Your credit history counts
If you don't have a good credit rating you may not be able to get a loan. If you have had problems paying off a loan or credit card in the past, your details may be held with a credit reference company such as Veda Advantage (new window).
Things to look out for!
Have you shopped around at several banks and credit unions and looked at the interest rates? Half a percent may not seem much at a glance, but over the course of your loan, it could mean you have to pay hundreds more.
Do you have to pay for an establishment fee? These fees are usually between $40 and $200. (Establishment fees are not necessarily a bad thing as they might come with a lower interest rate. However, if your loan's only for a short period of time, the establishment fees can negate the benefit of the lower interest rate.)
Other considerations include:
- Are there any monthly fees?
- If you pay out your loan early, will you have to pay an early exit penalty?
No matter where you live in Australia, every credit transaction you make is covered by the Consumer Code of Credit (new window).
The code sets the rules for how banks and credit providers give you information about their products and your obligations. Under the code, banks and lenders have to present information in a way that lets you compare products more easily.
Information must be given in a clear and easy to understand format, and they must tell you what your rights and obligations are, as well as any information about interest rates, fees or commissions that affect your contract.
Other ways of getting a personal loan
If you don't want to look for a personal loan on your own, you might want to use the services of a finance (or mortgage) broker.
Some Australians are turning to finance brokers to find loans that suit them. A finance broker acts as an agent between you and your loan provider.
Using a finance broker can save you time and money, but you need to realise that they are usually not giving impartial advice and they may not be experts in the credit market. Look at the Australian Securities and Investment Commission's (ASIC) tips and warnings on their MoneySmart (new window) website.
It's wise to ask the broker a few questions before you meet. For example:
- Are you registered?
- How many credit providers and products do you check?
- Which credit providers do you have on your list of lenders?
- Does your commission vary between mortgage providers?
Changes to the contract
Your bank can change the contract, but only if the contract says so. So read the contract carefully to know what they can change. They must tell you about interest rate changes. But notice can be as late as the day on which the increase takes effect.
If the bank changes the way interest is calculated or applied, or a credit fee or charge is increased, they must give you at least 30 days notice.
Links for personal loans
Consumer Credit Code

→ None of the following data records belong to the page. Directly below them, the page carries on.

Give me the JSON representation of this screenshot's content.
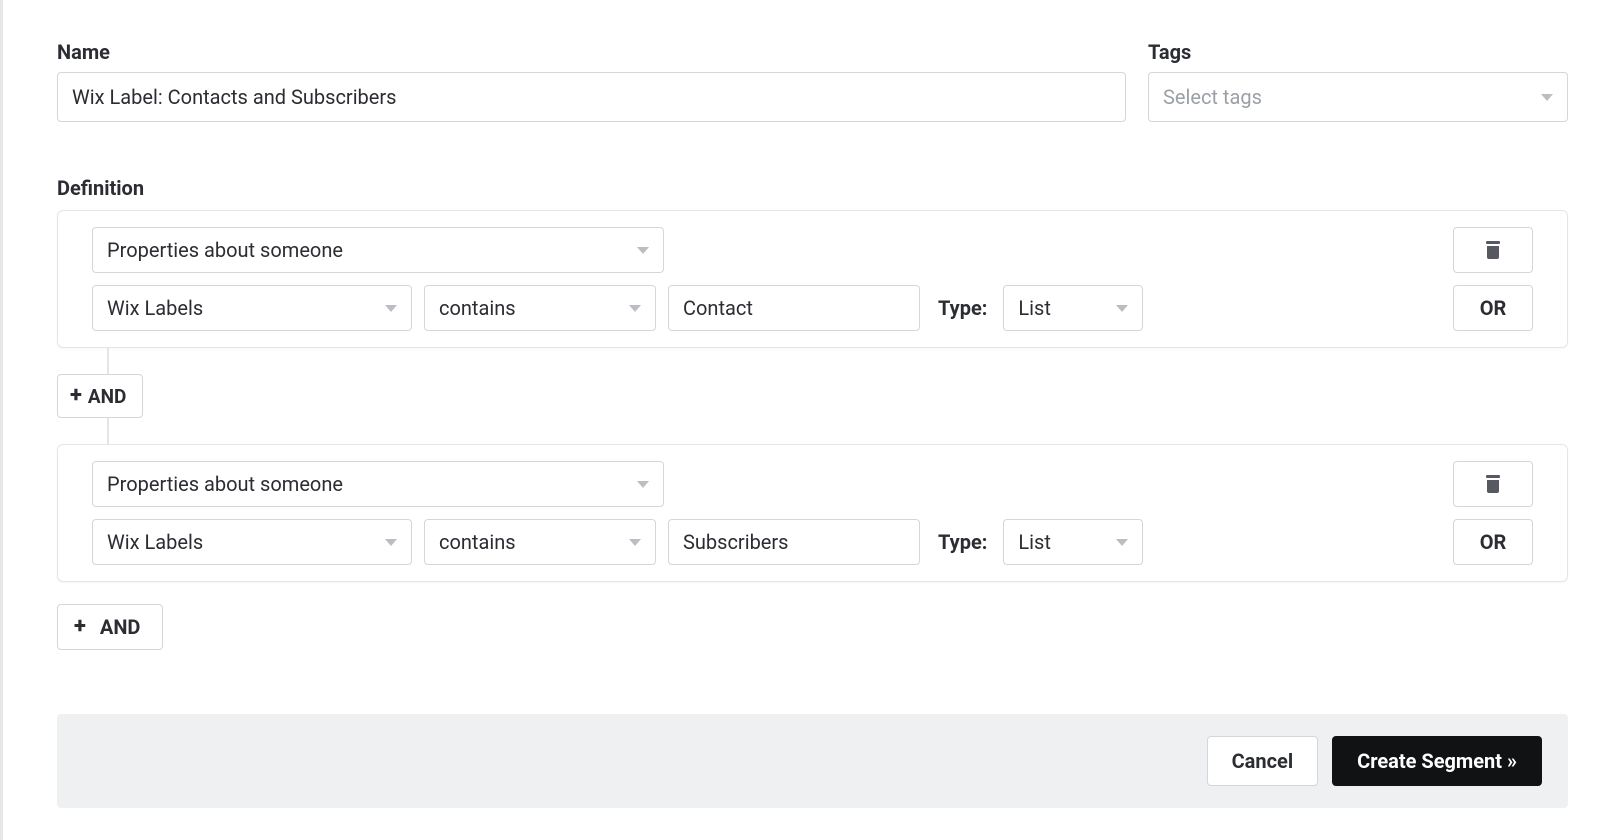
{
  "labels": {
    "name": "Name",
    "tags": "Tags",
    "definition": "Definition",
    "type": "Type:"
  },
  "form": {
    "name_value": "Wix Label: Contacts and Subscribers",
    "tags_placeholder": "Select tags"
  },
  "blocks": [
    {
      "source": "Properties about someone",
      "property": "Wix Labels",
      "operator": "contains",
      "value": "Contact",
      "type": "List",
      "or_label": "OR"
    },
    {
      "source": "Properties about someone",
      "property": "Wix Labels",
      "operator": "contains",
      "value": "Subscribers",
      "type": "List",
      "or_label": "OR"
    }
  ],
  "connectors": {
    "and_pill": "AND",
    "add_and": "AND"
  },
  "footer": {
    "cancel": "Cancel",
    "create": "Create Segment »"
  }
}
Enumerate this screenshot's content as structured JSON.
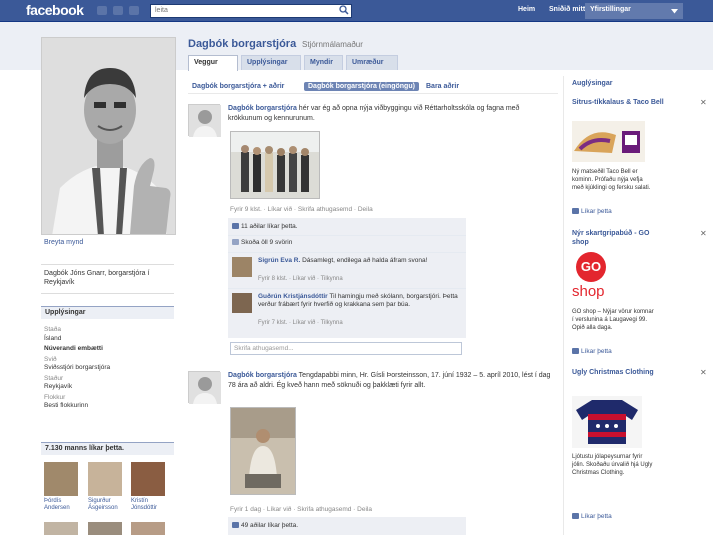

Read all about the Consumer Credit Code that governs all credit transactions taking place in Australia.
Victoria Legal Aid
General legal information about loans.
Money Smart - Credit Cards
Great information here about credit cards, avoiding credit card debt and keeping your card safe from fraud.